__PROMPT__
For every record here, output an exact copy.

__EXTRACTED DATA__

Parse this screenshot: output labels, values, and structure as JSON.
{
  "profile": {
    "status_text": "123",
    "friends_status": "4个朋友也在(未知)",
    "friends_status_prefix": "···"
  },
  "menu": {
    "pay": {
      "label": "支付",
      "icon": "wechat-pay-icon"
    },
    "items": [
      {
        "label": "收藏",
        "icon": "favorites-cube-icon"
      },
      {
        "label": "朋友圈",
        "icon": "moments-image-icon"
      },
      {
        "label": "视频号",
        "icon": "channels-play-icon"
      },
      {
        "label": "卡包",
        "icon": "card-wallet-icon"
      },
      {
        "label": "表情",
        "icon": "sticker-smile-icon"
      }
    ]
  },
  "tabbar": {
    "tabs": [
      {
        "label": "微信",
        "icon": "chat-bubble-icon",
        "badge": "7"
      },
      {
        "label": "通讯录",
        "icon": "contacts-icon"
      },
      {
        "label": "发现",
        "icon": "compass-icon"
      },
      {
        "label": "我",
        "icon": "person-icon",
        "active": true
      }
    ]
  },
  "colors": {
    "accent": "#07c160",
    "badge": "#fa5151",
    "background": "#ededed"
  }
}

__SOLVED EXERCISE__
Parse this screenshot: output labels, values, and structure as JSON.
{
  "profile": {
    "status_text": "123",
    "friends_status": "4个朋友也在(未知)",
    "friends_status_prefix": "···"
  },
  "menu": {
    "pay": {
      "label": "支付",
      "icon": "wechat-pay-icon"
    },
    "items": [
      {
        "label": "收藏",
        "icon": "favorites-cube-icon"
      },
      {
        "label": "朋友圈",
        "icon": "moments-image-icon"
      },
      {
        "label": "视频号",
        "icon": "channels-play-icon"
      },
      {
        "label": "卡包",
        "icon": "card-wallet-icon"
      },
      {
        "label": "表情",
        "icon": "sticker-smile-icon"
      }
    ]
  },
  "tabbar": {
    "tabs": [
      {
        "label": "微信",
        "icon": "chat-bubble-icon",
        "badge": "7"
      },
      {
        "label": "通讯录",
        "icon": "contacts-icon"
      },
      {
        "label": "发现",
        "icon": "compass-icon"
      },
      {
        "label": "我",
        "icon": "person-icon",
        "active": true
      }
    ]
  },
  "colors": {
    "accent": "#07c160",
    "badge": "#fa5151",
    "background": "#ededed"
  }
}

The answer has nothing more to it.